Supporting resilience decision-making on the east coast of England
The town of Lowestoft on the North Sea coast in Suffolk, a local partner of the Zurich Flood Resilience Alliance (ZFRA), has received the largest part of the funding for flood protection, at £43.5 million. The Grantham Research Institute has worked in close collaboration with East Suffolk Council as part of the ZFRA project, to assess community flood resilience, identify challenges and weaknesses, consult on funding allocations, and to support decision-making for enhancing flood resilience in Lowestoft.
A clear understanding of local strengths and weaknesses is essential for anyone involved in flood risk management. We have been measuring community-level resilience in the area using the Flood Resilience Measurement for Communities (FRMC), developed and tested by the ZFRA across nine countries and 110 communities around the world. Carrying out resilience measurement in two time-series (a baseline in 2020 and end line in 2022) helps the local authorities to understand how the communities’ resilience in Lowestoft is changing over time and what the impacts of new measures and externalities, such as COVID-19, will be on local flood resilience. Our joint activities have already encouraged some local stakeholders (including Anglian Water and Groundwork East) to re-allocate their funding to flood resilience interventions being recommended by the ZFRA project over the next two years.
Collaboration between local experts, community members and researchers can help identify priority areas and support strategic action to increase flood resilience. We are working with the Coastal Partnership East, analysing additional co-benefits of flood resilience – such as economic, social and environmental wins – to help better align investments in flood risk management with wider development needs in the region, including tourism and urban regeneration efforts. Using the ‘triple dividend of resilience’ framework developed with colleagues at the Overseas Development Institute and the World Bank, this joint work focuses on improving decision-making and supporting the wider business case for flood resilience.
Moving forward – flood resilience in broader risk management planning
Looking to the future, the importance of considering flood resilience in broader risk management planning, where several shocks might occur simultaneously, must be recognised and addressed. This is particularly important in the current COVID-19 crisis, which will have direct implications over the months and years to come. COVID-19 requires urgent action from researchers to develop evidence and guidelines for policymakers on how to build multi-risk resilience while responding to the current crisis.

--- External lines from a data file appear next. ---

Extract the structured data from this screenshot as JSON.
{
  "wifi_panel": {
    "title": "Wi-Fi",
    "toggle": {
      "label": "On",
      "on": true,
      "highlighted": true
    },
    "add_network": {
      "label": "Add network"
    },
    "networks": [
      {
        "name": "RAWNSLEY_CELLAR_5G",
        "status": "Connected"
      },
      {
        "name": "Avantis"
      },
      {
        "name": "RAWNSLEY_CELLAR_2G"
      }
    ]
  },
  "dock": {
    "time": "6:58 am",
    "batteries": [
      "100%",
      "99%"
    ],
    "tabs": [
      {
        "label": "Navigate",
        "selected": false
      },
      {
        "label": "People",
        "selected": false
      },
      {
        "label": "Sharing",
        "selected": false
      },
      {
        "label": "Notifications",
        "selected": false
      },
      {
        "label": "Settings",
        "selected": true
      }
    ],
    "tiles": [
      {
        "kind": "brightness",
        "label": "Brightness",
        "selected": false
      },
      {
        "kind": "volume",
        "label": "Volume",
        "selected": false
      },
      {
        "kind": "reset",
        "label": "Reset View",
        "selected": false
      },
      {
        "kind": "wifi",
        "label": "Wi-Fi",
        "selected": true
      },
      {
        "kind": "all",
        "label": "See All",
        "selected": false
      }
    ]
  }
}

As we propose here, flood risk management needs to move beyond the traditional view of relying solely on ‘hard’ engineering and infrastructure solutions. Rather, a holistic resilience approach including strategies for increasing human, social and indeed natural capacities is urgently needed for building such a multi-risk resilience for communities.
This commentary was originally published by Business Green. The views in this commentary represent those of the authors and do not necessarily represent those of the Grantham Research Institute.